  58. Hrmm... Consider the following requests: 58

  59. Oh... • Sequential file names • No session management •

    A local cache of App World can be yours (be sure to bring along external storage)!* * assuming there’s anything that you want 59
  60. Save yourself $2 -- #6294155 60

  61. App World • Evidently hosts all versions of all BBOS

    and PlayBook applications • Applications can be side-loaded • No centralized license management • Not unique to PlayBook, but significant • RIM response 61
  62. Web services • bozohttpd • “certmgr” • inetd • dtm-up.sh

    • WiFi vs USB 62
  63. Web services • login.cgi • “dtmauth” • Token stored in

    a PPS object... 63
  64. Web services • Legitimate but somewhat impractical • pf restrictions

    • Hurry up and wait Impractical, but not ineffective. 64
  65. Web services • Help from Sapphire! • Snag dtmauth, proxy

    through BlackBerry handset (via Sapphire) 65
  66. Web services 66

  67. Additional Considerations 67

  68. Samba • Desktop Manager • General file sharing • WiFi

    vs USB • x.509 certificates • Media PROTIP: leave file sharing disabled 68
  69. Bridge: More to consider SapphireProxy startup arguments privesc will give

    you corporate intranet access 69
  70. Bridge: More to consider • Bridge “Files” accesses BB handset

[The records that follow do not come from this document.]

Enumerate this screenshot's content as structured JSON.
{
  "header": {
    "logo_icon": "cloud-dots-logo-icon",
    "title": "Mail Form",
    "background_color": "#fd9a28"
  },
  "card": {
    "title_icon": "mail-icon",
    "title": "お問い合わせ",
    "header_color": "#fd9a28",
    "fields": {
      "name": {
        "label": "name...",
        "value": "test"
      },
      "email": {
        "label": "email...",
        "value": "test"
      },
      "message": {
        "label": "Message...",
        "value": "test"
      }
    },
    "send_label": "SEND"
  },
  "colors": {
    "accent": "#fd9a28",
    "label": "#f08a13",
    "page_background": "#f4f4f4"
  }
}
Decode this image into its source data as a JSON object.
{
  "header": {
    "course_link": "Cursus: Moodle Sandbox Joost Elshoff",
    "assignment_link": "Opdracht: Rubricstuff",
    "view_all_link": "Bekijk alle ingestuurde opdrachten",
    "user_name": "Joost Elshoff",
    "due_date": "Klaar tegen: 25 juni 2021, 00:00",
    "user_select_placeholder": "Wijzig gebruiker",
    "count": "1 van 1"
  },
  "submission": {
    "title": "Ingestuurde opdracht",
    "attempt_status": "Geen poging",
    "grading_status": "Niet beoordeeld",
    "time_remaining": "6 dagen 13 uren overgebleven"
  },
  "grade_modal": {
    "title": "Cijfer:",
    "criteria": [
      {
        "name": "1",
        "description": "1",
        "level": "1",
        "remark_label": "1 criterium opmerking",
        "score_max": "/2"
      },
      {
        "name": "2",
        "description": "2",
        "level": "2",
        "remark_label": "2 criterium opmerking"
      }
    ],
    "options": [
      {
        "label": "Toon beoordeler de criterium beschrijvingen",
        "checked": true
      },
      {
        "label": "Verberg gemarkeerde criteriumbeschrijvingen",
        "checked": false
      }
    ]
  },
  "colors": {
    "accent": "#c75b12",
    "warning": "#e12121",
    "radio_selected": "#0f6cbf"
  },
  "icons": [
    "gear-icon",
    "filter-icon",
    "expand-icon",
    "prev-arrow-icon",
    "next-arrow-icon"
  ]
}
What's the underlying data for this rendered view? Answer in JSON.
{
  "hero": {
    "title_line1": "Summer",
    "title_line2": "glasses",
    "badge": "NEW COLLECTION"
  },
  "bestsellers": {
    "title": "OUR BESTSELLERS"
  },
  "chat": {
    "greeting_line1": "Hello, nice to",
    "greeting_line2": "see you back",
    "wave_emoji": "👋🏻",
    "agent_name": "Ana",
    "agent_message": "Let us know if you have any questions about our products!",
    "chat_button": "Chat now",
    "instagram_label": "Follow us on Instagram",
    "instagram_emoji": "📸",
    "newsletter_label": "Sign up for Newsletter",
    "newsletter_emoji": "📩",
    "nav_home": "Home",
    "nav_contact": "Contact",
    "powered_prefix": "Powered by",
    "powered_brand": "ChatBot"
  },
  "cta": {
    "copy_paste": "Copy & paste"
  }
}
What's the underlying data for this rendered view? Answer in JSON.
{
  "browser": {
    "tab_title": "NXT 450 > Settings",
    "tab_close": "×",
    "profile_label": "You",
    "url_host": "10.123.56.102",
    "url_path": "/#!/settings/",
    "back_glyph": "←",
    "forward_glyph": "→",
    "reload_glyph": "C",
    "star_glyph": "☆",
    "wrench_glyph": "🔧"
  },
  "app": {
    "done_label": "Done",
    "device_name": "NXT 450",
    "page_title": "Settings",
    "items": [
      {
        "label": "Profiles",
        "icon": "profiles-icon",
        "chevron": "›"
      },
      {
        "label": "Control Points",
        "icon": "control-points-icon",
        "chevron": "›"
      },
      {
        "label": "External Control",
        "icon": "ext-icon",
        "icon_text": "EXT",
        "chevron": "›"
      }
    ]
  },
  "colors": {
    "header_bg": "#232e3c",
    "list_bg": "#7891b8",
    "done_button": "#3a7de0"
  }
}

    storage...via WebDAV • Internal storage, SD card, camera images, etc. • Currently world readable/writable 70
  71. Bridge: More to consider • Permissions and leaks may be

    resolved, but these issues will resurface 71
  72. Things to keep an eye on • System scripts •

    Python / shell • “cleanup” stuff • File permissions • Logs • Support apps (Desktop Manager, Device Manager) 72
  73. Questions? • zach.lanier@intrepidusgroup.com https://twitter.com/quine • ben.nell@intrepidusgroup.com https://twitter.com/bnull • http://github.com/intrepidusgroup/pbtools Greetz:

    NickDe, HockeyInJune #busticati, #painsec 73